Another possibility is the small field. Find a small (1-3 acre), harvested grain field (usually corn in this small a unit) and get shooting permission. This can be productive at any time but is particularly good when the big shoots are going on nearby. The small field is usually overlooked by the hordes of hunters but not by the doves. You may need a couple of partners to exploit the small field, but it is still less nerve shattering than a really big shoot.
How do you find such places? Through a bit of work and observation. Travel out to some known dove shoot areas before the season and look around. Avoid the big fields themselves but try to circle them on country roads. Pause on open hilltops (doves even prefer to fly over open land) and watch. Pay particular attention to stock ponds in the late afternoon. Binoculars are useful here, and if you're really serious, county road maps (available from the Department of Transportation) are invaluable.
When you locate an obvious flight lane or water hole, approach the landowner for permission to hunt. Then and only then go back and specifically look over the intended shooting site. Never trespass, even for just a look around. Again, binoculars can be very useful.
This type of shooting is enhanced by some paraphernalia. A good dove gun and camouflage clothing are obvious needs, but dove decoys and calls are useful as well. A half dozen decoys will pull wide passing birds into range and the dove call may also help. The call is particularly useful for locating birds during scouting forays in the late afternoon.

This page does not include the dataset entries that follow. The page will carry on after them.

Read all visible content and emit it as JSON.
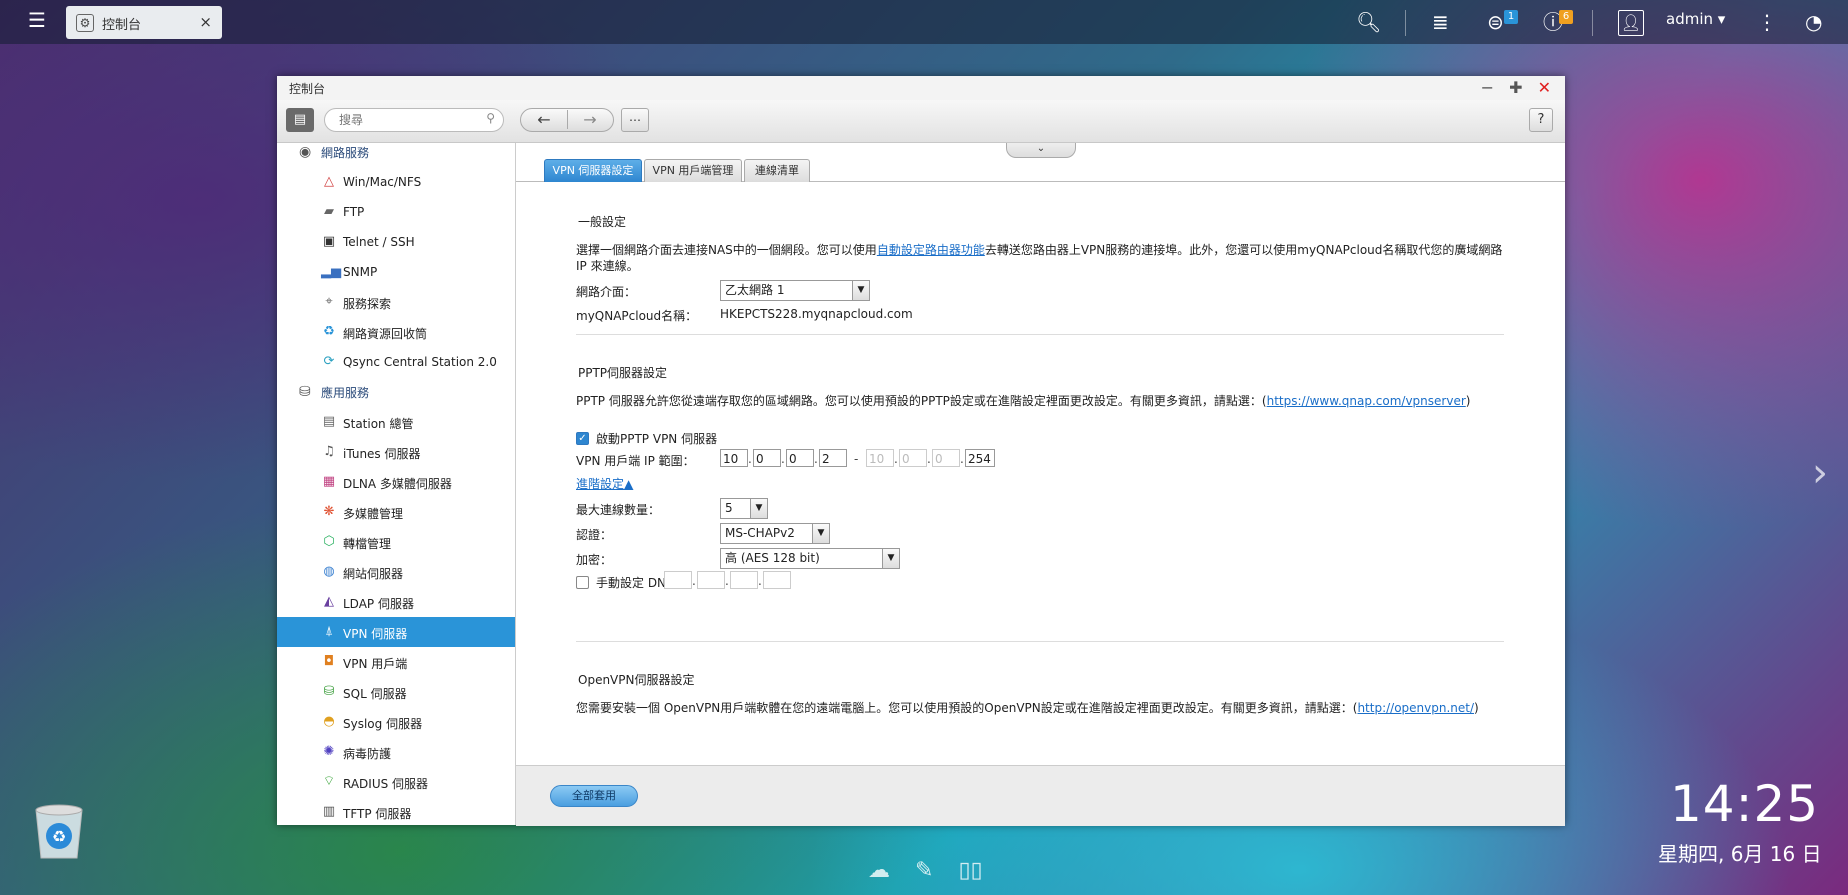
{
  "topbar": {
    "tab_label": "控制台",
    "badge_counts": [
      "1",
      "6"
    ],
    "user": "admin",
    "badge_colors": [
      "#2a94d8",
      "#f0a020"
    ]
  },
  "window": {
    "title": "控制台",
    "search_placeholder": "搜尋",
    "help_label": "?"
  },
  "sidebar": {
    "categories": [
      {
        "label": "網路服務",
        "icon": "network-services-icon"
      },
      {
        "label": "應用服務",
        "icon": "applications-icon"
      }
    ],
    "network_items": [
      {
        "label": "Win/Mac/NFS"
      },
      {
        "label": "FTP"
      },
      {
        "label": "Telnet / SSH"
      },
      {
        "label": "SNMP"
      },
      {
        "label": "服務探索"
      },
      {
        "label": "網路資源回收筒"
      },
      {
        "label": "Qsync Central Station 2.0"
      }
    ],
    "app_items": [
      {
        "label": "Station 總管"
      },
      {
        "label": "iTunes 伺服器"
      },
      {
        "label": "DLNA 多媒體伺服器"
      },
      {
        "label": "多媒體管理"
      },
      {
        "label": "轉檔管理"
      },
      {
        "label": "網站伺服器"
      },
      {
        "label": "LDAP 伺服器"
      },
      {
        "label": "VPN 伺服器"
      },
      {
        "label": "VPN 用戶端"
      },
      {
        "label": "SQL 伺服器"
      },
      {
        "label": "Syslog 伺服器"
      },
      {
        "label": "病毒防護"
      },
      {
        "label": "RADIUS 伺服器"
      },
      {
        "label": "TFTP 伺服器"
      }
    ]
  },
  "tabs": [
    "VPN 伺服器設定",
    "VPN 用戶端管理",
    "連線清單"
  ],
  "general": {
    "title": "一般設定",
    "desc_before": "選擇一個網路介面去連接NAS中的一個網段。您可以使用",
    "desc_link": "自動設定路由器功能",
    "desc_after": "去轉送您路由器上VPN服務的連接埠。此外，您還可以使用myQNAPcloud名稱取代您的廣域網路IP 來連線。",
    "interface_label": "網路介面：",
    "interface_value": "乙太網路 1",
    "cloud_label": "myQNAPcloud名稱：",
    "cloud_value": "HKEPCTS228.myqnapcloud.com"
  },
  "pptp": {
    "title": "PPTP伺服器設定",
    "desc_before": "PPTP 伺服器允許您從遠端存取您的區域網路。您可以使用預設的PPTP設定或在進階設定裡面更改設定。有關更多資訊，請點選：(",
    "desc_link": "https://www.qnap.com/vpnserver",
    "desc_after": ")",
    "enable_label": "啟動PPTP VPN 伺服器",
    "range_label": "VPN 用戶端 IP 範圍：",
    "ip_start": [
      "10",
      "0",
      "0",
      "2"
    ],
    "ip_end": [
      "10",
      "0",
      "0",
      "254"
    ],
    "range_dash": "-",
    "advanced_label": "進階設定▲",
    "max_conn_label": "最大連線數量：",
    "max_conn_value": "5",
    "auth_label": "認證：",
    "auth_value": "MS-CHAPv2",
    "enc_label": "加密：",
    "enc_value": "高 (AES 128 bit)",
    "dns_label": "手動設定 DNS："
  },
  "openvpn": {
    "title": "OpenVPN伺服器設定",
    "desc_before": "您需要安裝一個 OpenVPN用戶端軟體在您的遠端電腦上。您可以使用預設的OpenVPN設定或在進階設定裡面更改設定。有關更多資訊，請點選：(",
    "desc_link": "http://openvpn.net/",
    "desc_after": ")"
  },
  "footer": {
    "apply_label": "全部套用"
  },
  "desktop": {
    "time": "14:25",
    "date": "星期四, 6月 16 日"
  }
}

This sounds like a good deal of trouble and, frankly, it is. It is also less successful (on a consistent basis) than the organized field shoots. Seldom will a flight lane or water hole produce more than 25 shots in an afternoon. So why bother? Well, there are some advantages like the earlier example of a mid-week holiday when you are on your own during dove season and simply want to get away for a few hours. It is also a great way to introduce a youngster (dog or child or both) to actual hunting conditions without the distracting turmoil of a "real" hunt. There is no competition for the young shooter and the young retriever can be hunted without excessive discipline to control his natural desires to retrieve every downed bird regardless of who shot it.
I know a small, pastured creek bottom where a neighbor's cattle keep the banks worn clean (water), beside a railroad track (grit) and near a pine stand (cover) which has always produced dove shooting. Overlooking this little valley is a high pastured knoll from which one can see the Appalachian Mountains some 50 miles away. On the knoll there is a stand of pines, a stock pond and a dove flight lane going down to the valley. A boyhood friend and I have shot this spot for years, and I wish that I could buy back every shell fired there at its original price. We've never killed a limit that I remember, but on a couple of occasions we've had shooting when our elders who went to "real dove shoots" got skunked. He is training his oldest son there now.

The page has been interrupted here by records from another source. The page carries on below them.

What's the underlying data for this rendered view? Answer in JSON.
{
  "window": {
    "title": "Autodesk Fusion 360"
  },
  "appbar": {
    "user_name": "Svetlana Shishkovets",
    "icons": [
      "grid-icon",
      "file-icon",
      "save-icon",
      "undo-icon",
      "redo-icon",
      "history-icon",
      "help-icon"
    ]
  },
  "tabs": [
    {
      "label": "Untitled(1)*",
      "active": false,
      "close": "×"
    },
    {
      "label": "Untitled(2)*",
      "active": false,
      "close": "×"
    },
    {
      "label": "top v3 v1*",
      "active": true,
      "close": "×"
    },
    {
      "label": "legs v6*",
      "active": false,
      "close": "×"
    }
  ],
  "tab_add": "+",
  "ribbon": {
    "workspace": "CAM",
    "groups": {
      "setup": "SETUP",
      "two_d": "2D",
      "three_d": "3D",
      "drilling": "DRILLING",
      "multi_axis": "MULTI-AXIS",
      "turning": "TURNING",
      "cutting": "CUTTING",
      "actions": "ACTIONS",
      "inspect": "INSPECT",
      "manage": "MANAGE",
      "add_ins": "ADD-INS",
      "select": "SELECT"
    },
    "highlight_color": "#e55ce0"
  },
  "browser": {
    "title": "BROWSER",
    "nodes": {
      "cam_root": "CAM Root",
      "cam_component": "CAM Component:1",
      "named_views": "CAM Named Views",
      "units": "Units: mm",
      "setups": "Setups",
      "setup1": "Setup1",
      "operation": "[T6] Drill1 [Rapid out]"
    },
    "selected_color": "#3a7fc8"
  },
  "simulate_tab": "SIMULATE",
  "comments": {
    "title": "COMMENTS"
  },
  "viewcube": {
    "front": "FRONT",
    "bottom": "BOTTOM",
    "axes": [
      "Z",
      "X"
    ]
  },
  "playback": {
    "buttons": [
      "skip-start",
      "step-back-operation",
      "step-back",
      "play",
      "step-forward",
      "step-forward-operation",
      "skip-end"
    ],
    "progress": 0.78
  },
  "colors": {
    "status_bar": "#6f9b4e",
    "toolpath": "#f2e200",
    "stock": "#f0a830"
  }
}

It may take a few trips over several seasons to find such a spot, but once found it is a gem. It is a secret worth being guarded and protected. For in the otherwise hustle and bustle and heavy competitive world of dove shooting, here you can spent a quiet afternoon.